> TASK STATEMENT
Scan the records for the word "this". Report each line where it occurs.

***** RECORDS SUPPLIED

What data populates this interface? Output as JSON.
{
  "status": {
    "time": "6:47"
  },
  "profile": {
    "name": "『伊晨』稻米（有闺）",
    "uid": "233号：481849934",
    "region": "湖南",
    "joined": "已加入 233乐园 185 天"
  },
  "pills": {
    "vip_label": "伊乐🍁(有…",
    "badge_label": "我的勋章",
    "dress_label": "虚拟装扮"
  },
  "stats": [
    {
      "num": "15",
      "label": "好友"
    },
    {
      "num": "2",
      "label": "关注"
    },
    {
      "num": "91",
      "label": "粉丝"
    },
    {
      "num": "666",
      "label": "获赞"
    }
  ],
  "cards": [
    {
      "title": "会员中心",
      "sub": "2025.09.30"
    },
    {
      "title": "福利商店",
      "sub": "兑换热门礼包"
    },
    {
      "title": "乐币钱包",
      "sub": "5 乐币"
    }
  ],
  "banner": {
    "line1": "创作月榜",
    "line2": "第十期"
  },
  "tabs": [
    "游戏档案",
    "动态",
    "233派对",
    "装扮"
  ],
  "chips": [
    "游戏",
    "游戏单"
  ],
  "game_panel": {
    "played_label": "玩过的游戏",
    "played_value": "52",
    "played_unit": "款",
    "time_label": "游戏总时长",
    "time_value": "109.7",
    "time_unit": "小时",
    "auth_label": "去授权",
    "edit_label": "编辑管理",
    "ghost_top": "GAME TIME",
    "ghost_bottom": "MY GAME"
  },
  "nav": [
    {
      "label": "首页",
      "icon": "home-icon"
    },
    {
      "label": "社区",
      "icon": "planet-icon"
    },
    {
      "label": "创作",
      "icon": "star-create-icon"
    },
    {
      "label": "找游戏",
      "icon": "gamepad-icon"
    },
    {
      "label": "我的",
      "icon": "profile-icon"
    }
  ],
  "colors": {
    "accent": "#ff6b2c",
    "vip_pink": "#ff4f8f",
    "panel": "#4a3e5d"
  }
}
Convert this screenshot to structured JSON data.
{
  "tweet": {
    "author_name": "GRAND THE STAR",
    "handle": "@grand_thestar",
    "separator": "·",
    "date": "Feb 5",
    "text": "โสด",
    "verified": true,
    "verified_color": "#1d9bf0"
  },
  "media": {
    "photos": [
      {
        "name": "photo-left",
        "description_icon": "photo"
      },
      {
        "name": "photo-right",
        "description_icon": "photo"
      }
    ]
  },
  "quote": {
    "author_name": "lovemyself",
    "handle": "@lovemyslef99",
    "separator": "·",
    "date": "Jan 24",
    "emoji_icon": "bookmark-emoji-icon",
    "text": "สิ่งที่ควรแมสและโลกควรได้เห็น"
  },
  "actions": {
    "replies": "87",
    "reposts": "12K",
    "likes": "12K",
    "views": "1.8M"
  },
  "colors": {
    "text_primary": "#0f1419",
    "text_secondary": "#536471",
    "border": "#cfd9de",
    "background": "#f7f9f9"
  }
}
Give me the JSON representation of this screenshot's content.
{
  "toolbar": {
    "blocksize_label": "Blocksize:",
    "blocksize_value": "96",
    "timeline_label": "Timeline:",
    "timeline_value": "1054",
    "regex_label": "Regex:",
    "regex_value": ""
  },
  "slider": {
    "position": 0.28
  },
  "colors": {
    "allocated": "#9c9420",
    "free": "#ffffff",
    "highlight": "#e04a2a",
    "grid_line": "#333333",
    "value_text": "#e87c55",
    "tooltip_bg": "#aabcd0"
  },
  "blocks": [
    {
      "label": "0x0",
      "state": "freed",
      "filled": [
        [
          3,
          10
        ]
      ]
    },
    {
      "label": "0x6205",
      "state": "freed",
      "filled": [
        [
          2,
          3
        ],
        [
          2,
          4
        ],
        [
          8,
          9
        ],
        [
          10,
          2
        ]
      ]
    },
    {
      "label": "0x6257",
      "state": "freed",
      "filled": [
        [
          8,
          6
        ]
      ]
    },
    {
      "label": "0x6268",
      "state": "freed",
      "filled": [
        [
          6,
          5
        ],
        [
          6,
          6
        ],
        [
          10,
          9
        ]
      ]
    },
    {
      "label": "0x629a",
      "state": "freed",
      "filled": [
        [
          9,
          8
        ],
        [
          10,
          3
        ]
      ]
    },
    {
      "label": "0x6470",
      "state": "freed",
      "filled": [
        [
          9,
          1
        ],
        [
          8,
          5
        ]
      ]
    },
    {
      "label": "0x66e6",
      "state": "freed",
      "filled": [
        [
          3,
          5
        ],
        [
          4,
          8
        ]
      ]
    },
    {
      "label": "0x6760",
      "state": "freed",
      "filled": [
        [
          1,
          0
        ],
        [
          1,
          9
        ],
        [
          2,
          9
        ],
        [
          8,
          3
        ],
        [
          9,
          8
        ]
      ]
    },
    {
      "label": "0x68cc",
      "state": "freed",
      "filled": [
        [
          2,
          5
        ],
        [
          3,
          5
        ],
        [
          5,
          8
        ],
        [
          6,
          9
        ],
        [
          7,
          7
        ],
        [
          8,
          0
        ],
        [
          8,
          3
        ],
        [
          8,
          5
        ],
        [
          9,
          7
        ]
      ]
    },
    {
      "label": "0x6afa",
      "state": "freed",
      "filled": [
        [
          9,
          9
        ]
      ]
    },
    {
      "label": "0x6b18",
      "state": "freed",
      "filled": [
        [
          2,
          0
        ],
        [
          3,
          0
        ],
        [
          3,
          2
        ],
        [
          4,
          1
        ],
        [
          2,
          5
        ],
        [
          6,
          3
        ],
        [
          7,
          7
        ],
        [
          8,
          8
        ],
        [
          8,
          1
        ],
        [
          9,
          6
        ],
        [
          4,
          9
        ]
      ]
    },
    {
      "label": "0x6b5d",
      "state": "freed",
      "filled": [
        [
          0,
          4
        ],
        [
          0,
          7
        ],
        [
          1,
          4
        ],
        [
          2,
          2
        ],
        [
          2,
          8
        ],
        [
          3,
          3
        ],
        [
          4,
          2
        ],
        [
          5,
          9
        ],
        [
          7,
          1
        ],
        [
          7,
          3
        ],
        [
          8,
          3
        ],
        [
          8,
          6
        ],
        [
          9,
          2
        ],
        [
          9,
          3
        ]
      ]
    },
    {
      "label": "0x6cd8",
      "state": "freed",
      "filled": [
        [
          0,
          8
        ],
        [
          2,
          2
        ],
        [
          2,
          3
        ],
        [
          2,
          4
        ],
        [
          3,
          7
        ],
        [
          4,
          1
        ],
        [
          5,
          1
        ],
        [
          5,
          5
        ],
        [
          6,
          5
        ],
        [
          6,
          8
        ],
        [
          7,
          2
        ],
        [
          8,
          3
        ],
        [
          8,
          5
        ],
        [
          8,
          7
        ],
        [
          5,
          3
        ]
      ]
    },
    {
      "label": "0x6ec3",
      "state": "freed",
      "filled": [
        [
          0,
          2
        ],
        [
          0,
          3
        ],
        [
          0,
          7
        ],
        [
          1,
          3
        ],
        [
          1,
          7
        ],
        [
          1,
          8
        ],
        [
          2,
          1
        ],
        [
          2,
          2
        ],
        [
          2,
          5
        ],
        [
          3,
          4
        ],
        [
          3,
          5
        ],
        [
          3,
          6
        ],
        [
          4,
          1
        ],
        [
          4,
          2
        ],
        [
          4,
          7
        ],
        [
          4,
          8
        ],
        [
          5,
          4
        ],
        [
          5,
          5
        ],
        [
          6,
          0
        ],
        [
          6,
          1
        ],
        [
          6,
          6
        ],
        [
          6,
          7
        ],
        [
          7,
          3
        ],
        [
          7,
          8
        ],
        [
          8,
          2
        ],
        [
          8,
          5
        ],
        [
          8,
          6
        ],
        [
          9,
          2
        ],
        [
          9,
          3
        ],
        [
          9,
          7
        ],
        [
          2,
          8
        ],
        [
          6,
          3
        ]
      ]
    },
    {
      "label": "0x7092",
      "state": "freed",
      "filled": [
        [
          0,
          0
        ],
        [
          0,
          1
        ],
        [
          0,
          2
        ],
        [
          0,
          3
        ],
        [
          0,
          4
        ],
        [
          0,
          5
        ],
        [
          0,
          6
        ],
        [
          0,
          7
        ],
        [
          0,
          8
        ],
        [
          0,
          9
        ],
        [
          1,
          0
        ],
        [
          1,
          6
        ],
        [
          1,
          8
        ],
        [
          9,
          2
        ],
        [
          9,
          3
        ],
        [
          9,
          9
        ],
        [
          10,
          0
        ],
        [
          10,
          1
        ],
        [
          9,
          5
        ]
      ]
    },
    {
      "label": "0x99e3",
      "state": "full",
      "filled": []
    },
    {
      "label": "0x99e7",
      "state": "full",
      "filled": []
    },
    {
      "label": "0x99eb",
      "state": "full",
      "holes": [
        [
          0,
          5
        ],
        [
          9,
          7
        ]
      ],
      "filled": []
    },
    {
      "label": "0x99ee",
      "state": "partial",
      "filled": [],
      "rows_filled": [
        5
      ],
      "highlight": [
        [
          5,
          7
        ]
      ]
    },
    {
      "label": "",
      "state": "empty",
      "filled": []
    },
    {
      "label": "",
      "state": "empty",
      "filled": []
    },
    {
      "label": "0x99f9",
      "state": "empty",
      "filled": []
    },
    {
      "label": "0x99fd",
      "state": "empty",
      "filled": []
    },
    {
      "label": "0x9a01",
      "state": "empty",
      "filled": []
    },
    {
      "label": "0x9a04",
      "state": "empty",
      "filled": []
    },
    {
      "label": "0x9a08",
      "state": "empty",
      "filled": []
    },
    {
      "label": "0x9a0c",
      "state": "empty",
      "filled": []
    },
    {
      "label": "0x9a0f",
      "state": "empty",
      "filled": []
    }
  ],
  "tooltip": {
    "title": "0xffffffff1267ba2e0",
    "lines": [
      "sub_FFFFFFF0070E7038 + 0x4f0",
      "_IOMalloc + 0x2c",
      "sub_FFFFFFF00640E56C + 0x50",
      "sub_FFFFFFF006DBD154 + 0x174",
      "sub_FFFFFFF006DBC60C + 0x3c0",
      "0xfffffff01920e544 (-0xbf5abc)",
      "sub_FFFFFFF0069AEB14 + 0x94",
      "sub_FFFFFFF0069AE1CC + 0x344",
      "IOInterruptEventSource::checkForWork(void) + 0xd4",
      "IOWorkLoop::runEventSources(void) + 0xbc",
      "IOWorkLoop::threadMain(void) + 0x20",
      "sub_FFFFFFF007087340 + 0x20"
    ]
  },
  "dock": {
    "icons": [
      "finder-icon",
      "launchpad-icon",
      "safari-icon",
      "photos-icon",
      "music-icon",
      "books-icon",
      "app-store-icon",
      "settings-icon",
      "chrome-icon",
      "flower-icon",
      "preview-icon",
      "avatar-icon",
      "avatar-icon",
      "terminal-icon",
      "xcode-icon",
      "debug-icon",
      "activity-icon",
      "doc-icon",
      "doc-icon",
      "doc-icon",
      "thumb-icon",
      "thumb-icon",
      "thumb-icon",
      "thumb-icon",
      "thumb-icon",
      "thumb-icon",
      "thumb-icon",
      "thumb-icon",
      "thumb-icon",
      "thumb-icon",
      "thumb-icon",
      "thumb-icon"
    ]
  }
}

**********

> TASK RESPONSE
What data populates this interface? Output as JSON.
Convert this screenshot to structured JSON data.
Give me the JSON representation of this screenshot's content.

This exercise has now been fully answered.